Safety protocols in all aspects of aviation are essential, but as onboard systems become increasingly networked, there is now the additional threat of malicious cyber-attacks that needs to be considered. Time to take a closer look at the crucial connection between safety and (IT) security.
For a very good reason, safety is entrenched in aviation. The operation of the aircraft, air traffic procedures, as well as the development of aircraft and subsystems all need to be adhered to the highest of safety standards to ensure that risks are kept to an absolute minimum.
Because of this, the industry is globally regulated with established standards in place that must be strictly adhered to. This ensures that all organisations, companies and agencies involved in the design, manufacture and operation of aircraft are doing so in the safest possible way.
The importance of safety is true across all aspects of the development chain, and different standardisations apply to each. Take an avionics system that is in charge of the aircraft turbines – among other things – as an example. The equipment must behave in a safe way and control the turbines as required so that it operates as it should and that nobody is harmed. If the avionics equipment fails, then the turbines fail, and safety is then compromised.
If from a development perspective you rule out all of the ways in which a system could fail during its lifetime – for example a bird entering the engine or a part breaking during flight – you can identify and define functional hazards. Once these are determined, behaviours can be implemented into the system that guarantee a safe operating mode. These development processes apply from design analysis through to implementation and testing, and are governed by industry standards.
In the case of flight control systems that is the DO-178C standard, developed by the Radio Technical Commission for Aeronautics (RTCA) and implemented by the respective aviation authorities for each country. A well-established standard in aviation, DO-178C ensures safety within the development process. But while safety continues to be deep-rooted in aviation, there are now additional challenges that need to be addressed as the industry evolves and becomes more digitally networked.
In an age when everything is becoming increasingly networked, this digitisation adds a new challenge, that of cyber security.
Security adds a new aspect to systems development and is an extension of the safety standard that is now established in aviation. “Ultimately, both safety and security standards want to verify that the system is operated in a proper way” says Sascha Kegreiß, CTO of HENSOLDT Cyber.
“From a safety point of view, you are determining what might happen in the system that could influence the safety of people, for example an aircraft crashing because the material was not suitable. From a security point of view, you want to be sure that even if an attacker or a hacker has access to a system, the overall system still operates in a safe way and can be operated in more or less a normal mode.”
CTO HENSOLDT Cyber
In the case of the flight control system that instructs the aircraft turbines, if that fails it could impact the operation of the turbines, which is a safety concern. If the flight control system is implemented and operated in a proper way, however, it will communicate to the turbines correctly, and the turbine will receive that instruction and act appropriately. With no peripheral interference, if the system is implemented correctly, it is safe.
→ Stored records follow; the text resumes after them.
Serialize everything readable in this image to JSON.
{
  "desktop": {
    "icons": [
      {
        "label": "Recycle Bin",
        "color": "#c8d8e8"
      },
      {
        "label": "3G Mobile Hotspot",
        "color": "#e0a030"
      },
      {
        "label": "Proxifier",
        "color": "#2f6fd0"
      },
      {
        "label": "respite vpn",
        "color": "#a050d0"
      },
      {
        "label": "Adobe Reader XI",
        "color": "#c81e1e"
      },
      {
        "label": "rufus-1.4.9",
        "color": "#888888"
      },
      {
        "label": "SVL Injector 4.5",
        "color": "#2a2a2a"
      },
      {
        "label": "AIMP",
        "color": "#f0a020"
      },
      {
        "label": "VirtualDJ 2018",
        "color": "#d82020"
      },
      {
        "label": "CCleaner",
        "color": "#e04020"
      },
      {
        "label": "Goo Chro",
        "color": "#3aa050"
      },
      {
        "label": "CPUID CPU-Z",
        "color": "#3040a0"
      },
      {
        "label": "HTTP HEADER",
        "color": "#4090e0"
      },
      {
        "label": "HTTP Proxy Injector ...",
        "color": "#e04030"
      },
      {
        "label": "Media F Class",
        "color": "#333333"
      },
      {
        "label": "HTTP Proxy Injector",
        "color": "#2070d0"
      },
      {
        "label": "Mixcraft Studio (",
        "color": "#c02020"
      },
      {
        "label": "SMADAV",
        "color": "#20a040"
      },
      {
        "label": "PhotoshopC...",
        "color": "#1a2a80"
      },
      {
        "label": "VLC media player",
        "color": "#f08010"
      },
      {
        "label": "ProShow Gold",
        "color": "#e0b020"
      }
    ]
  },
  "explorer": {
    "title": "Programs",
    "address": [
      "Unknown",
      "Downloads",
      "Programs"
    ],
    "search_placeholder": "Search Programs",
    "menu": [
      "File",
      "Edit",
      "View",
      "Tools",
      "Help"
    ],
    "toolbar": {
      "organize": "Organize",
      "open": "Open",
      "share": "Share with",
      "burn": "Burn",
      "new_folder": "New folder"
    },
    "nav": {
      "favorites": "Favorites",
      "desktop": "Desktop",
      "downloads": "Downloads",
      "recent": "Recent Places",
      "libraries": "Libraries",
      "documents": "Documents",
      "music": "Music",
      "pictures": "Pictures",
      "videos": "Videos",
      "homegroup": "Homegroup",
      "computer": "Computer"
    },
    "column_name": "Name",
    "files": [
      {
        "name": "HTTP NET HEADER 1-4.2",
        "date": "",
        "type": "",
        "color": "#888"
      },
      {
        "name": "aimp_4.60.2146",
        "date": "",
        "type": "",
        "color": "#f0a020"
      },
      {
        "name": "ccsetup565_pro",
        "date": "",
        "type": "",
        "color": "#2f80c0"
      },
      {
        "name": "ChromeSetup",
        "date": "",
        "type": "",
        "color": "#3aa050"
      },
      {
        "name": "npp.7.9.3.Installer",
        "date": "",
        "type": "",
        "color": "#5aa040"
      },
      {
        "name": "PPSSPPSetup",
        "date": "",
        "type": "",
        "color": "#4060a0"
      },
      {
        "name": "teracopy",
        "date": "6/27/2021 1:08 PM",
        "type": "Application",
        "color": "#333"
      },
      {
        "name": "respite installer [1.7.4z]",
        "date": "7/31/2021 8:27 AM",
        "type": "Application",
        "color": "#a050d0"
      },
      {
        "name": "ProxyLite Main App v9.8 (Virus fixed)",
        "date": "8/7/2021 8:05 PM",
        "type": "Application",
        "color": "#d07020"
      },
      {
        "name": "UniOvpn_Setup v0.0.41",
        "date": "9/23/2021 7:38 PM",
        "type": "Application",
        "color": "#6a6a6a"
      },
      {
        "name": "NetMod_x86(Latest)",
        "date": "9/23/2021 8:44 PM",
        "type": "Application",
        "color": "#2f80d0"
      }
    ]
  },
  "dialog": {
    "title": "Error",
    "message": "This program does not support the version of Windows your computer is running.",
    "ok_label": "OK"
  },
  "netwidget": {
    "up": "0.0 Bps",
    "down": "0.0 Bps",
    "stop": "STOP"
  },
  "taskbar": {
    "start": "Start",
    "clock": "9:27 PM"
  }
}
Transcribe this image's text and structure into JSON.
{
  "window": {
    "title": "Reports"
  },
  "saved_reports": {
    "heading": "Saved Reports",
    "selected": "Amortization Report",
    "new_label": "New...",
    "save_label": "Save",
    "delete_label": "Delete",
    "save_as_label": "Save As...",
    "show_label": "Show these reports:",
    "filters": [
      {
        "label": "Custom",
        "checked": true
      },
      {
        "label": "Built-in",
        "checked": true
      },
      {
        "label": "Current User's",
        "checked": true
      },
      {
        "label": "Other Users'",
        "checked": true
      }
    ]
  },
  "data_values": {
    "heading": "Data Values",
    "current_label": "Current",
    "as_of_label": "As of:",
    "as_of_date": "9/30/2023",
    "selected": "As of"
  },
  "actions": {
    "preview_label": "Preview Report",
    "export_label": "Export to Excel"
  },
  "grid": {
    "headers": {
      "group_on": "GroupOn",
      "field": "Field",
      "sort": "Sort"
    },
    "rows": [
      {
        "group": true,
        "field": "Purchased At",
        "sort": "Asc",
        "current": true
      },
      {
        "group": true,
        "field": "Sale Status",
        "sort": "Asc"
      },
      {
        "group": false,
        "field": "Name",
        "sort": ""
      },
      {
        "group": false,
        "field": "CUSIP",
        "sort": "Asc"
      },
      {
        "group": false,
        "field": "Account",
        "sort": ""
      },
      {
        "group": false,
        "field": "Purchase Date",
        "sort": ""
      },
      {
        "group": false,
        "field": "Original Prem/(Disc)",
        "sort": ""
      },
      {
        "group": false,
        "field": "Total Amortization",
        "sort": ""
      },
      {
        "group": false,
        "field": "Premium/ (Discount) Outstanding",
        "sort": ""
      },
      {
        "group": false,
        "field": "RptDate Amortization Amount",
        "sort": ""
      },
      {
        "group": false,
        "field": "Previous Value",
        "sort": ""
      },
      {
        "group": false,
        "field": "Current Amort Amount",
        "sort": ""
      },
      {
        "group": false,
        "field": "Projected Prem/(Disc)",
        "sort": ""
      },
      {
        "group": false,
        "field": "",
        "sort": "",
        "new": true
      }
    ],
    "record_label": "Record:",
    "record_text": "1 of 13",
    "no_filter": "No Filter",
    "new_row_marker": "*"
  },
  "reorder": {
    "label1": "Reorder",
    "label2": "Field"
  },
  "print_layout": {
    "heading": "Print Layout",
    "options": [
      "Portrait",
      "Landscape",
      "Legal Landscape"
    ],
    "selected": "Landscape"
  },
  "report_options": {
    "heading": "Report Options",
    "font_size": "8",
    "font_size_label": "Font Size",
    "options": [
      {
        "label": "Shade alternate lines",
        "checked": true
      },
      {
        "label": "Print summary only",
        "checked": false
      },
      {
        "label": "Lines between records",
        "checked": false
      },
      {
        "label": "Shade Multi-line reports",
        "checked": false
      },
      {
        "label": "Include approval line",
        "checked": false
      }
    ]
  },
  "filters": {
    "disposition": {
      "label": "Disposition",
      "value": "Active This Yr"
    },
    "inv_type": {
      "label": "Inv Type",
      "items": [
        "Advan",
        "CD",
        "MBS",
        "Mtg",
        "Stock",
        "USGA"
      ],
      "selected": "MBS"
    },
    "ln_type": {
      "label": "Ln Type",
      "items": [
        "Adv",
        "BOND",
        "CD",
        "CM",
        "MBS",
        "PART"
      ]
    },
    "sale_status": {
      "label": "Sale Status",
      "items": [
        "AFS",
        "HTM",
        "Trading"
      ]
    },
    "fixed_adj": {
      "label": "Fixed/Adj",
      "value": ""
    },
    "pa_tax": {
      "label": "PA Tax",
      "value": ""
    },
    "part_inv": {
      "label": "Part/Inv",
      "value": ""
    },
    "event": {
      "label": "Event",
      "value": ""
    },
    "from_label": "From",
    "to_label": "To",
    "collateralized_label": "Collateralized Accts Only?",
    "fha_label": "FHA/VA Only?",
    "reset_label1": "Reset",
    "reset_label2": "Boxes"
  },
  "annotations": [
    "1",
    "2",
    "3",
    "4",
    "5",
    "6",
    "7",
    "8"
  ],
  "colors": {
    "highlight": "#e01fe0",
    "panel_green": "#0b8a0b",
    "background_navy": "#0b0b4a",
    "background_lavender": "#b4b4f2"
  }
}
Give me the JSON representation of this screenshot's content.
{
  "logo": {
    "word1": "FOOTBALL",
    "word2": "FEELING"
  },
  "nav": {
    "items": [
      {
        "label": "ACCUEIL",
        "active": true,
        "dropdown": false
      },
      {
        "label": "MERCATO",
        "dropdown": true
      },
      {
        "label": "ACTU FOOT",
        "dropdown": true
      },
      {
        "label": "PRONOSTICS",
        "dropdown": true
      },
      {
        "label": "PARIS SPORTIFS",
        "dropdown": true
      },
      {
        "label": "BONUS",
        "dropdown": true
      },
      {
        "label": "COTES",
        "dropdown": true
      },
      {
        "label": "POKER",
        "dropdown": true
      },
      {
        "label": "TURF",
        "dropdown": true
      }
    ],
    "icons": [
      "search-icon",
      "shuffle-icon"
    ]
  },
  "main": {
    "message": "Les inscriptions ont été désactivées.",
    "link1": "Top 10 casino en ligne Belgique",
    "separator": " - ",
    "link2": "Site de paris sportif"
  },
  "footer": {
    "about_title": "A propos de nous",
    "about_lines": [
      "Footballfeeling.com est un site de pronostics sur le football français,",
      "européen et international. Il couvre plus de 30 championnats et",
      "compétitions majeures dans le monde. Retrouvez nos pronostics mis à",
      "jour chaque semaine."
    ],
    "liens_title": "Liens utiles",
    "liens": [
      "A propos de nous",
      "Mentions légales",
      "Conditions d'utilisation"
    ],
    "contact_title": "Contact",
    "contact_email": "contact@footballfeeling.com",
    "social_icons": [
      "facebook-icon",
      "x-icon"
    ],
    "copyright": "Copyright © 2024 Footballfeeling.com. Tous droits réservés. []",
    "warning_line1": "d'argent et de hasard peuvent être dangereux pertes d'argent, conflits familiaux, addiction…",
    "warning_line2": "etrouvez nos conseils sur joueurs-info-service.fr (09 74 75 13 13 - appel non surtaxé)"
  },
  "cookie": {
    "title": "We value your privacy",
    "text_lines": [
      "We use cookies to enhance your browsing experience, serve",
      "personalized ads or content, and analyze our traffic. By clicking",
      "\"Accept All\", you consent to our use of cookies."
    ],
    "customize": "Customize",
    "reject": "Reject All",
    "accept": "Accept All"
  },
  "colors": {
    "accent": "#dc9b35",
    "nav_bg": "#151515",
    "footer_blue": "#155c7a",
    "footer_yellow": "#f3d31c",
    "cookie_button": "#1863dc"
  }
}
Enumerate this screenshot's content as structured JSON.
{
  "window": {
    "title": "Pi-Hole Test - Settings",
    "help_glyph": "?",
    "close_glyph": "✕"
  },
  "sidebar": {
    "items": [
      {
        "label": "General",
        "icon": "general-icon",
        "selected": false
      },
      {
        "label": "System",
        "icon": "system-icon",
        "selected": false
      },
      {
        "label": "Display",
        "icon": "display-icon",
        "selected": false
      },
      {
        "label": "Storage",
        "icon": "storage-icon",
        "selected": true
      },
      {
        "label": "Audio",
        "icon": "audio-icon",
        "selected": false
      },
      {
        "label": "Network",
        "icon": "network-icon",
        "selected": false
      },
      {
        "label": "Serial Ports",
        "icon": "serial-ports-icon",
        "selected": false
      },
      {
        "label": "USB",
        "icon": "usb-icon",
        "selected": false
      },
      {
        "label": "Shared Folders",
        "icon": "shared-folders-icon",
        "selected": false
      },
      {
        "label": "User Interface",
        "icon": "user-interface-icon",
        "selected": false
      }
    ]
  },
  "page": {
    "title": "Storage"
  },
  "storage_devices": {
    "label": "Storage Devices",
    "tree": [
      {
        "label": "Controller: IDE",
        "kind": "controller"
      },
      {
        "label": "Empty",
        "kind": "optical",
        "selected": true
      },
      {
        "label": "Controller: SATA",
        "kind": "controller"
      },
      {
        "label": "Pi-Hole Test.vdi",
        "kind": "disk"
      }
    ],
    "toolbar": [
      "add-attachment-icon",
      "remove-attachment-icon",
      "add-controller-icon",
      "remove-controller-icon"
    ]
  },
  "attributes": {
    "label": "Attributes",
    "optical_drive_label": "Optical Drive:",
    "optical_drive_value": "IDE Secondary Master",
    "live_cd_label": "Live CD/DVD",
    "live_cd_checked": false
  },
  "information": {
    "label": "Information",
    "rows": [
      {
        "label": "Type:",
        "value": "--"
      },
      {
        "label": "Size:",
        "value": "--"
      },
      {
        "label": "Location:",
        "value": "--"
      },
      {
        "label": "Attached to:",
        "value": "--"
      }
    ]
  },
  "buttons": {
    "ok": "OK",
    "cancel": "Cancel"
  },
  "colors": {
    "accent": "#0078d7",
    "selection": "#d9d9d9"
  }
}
On the other hand, if an attacker gains access to the system and hacks the flight control system, it can override these protocols, and the communication between the avionics and the turbine that was otherwise deemed to be safe is now compromised.
The standard that covers the security aspect of systems development is known as the ED-202, or DO-326 in RTCA terms. ED-202 is standardised, and alongside DO-178C it will be a critical factor in flight system development in the future. So, DO-178C standardises the functional hazard analyses that should be performed for system development, and ED-202 standardises the threat analyses that could arise from people or external interfaces that want the system to perform in an unsecure and unsafe way.
Every aircraft system needs to adhere to standards because they all contribute to both the safety and security of the aircraft. There are system level hazards and threats that are then broken down into component level hazards and threats, and requirements for addressing these will be the responsibility of the specific companies involved in developing each one.
As a leading avionics equipment developer, HENSOLDT has identified that designing, testing and manufacturing systems to both the highest safety and security standards is essential, and has implemented a ground up approach that now incorporates cyber security at all stages across the development process.
“What we do now is that we extend our development process to include this other perspective in systems development, and we address those security means as well,” Kegreiß added. This will prepare HENSOLDT for when security standards are mandated, he notes, which is inevitable as devices and systems become more connected.
“This standard verifies that safety can be ensured even if there is a potential security risk. Otherwise, you may implement a safe system, but from a security point of view an external risk can turn it into an unsafe system.”
CTO HENSOLDT Cyber
For HENSOLDT, safety critical systems are at the core of its business and safety is of the utmost importance, but security is now also vital as developers work to ensure that safety is not compromised by third party manipulation. “And that's the time we are living in,” noted Kegreiß. “We all want to experience the benefits of connected systems, but with those connections, malicious attacks need to be considered.”
In these current times when connectivity is at the forefront of all systems design, there can be no safety without security.